Utopia Parkway in Review
Published: Thursday, September 27, 2012
Updated: Thursday, September 27, 2012 15:09
Utopia Parkway, directed and performed by two of Smith College’s own assistant professors of dance, Chris Aiken and Angie Hauser, captures the creative process of artist Joseph Cornell (1906-1972) through improvisational dance, lighting and sound techniques.
Cornell, a collector of objects according to biographer and author of Utopia Parkway Deborah Solomon, “attached a sensuality to inanimate objects” that he found in shop windows while passing through New York City streets. Returning his collection of miscellaneous objects back to his abode and workshop in Flushing, New York: 3708 Utopia Parkway, Cornell would use the things he gathered to fill intricate boxes with his objects in order to spark a sense of interest and beauty. The props used by Aiken and Hauser throughout their performance resembled Cornell’s.
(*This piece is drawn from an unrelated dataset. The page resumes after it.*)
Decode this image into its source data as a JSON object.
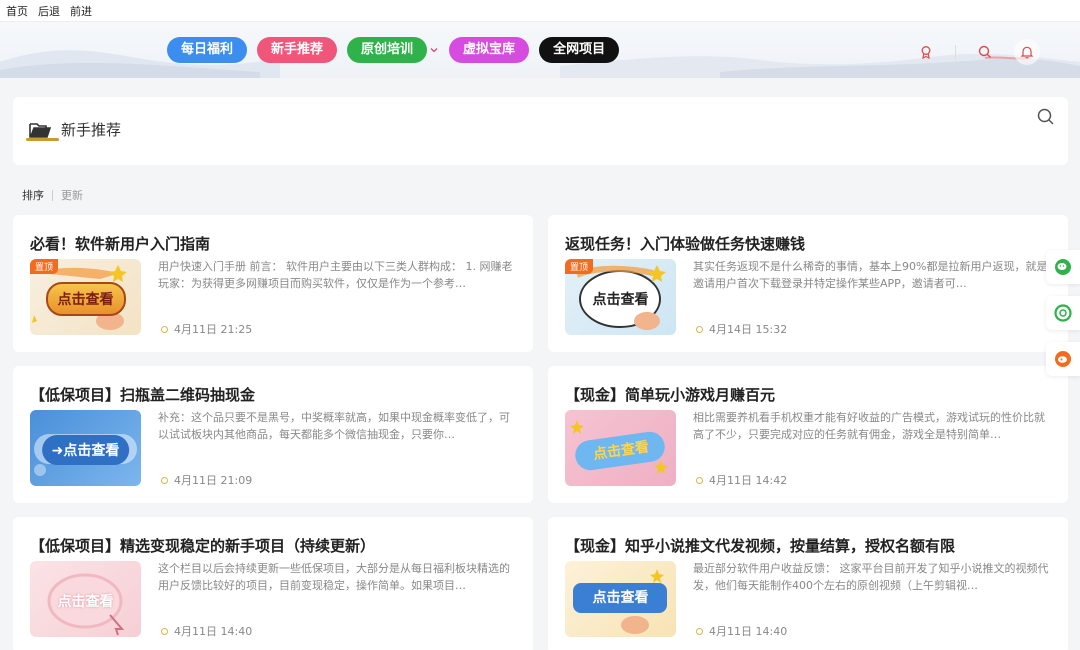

This concert was, in a sense, an entire collection of things similar to one of Cornell’s boxes. The set had a number of random objects that appeared strange and haphazardly placed. But when the objects were viewed together as a whole, the set exuded cohesiveness. The stage was surrounded with an array of props from doors and chairs to potted plants, wooden crates and glass orbs. The props were set in clusters around the space of the stage and were carried into the performance at various times during the dancing.
The concert embodied Cornell’s use of gathering in his creative process, collecting sound, lighting and dance onstage. Each aspect of the concert was improvised and unique to the moment the cast and crew were in. When the dancers changed the fluidity or purpose in their movements, a ripple effect occurred in the lighting and sound, and sometimes vice versa. These different aspects gathered together in harmony with each aspect of the concert consolidating the piece.
For the most part, the concert was serious and striking but a few phrases that were more lighthearted and fun drew some chuckles from the audience. These phrases involved the use of vocalization by the dancers as they remained seemingly still on the stage. One such instance was when Hauser announced to the audience, “I thought he [Aiken] was gonna go.” This was the first time the audience heard from a dancer onstage, and this simple sentence drew laughter from many in the audience, including President Carol Christ who was in attendance Thursday night.
The end of the concert was an event that left the audience quiet, stunned and wanting more. Aiken lied down on the stage, appearing weak and unable to rise from the floor. Hauser covered him with wooden crates, from head to toe, slowly crate by crate. When Hauser finished covering Aiken, she walked slowly away to sit down in a lawn chair behind him as the lights gradually faded from a tranquil yellow to a blackout. The audience sat in silence for what seemed like minutes, gaping in awe and perplexity.
“The whole show came together so fluidly…the way the dancers balanced their weight on each other, and the strength of the dancers was incredible. For those who unfortunately were not able to make it, they missed out on something amazing!” said Lizzie Anderson-Krengal ’15.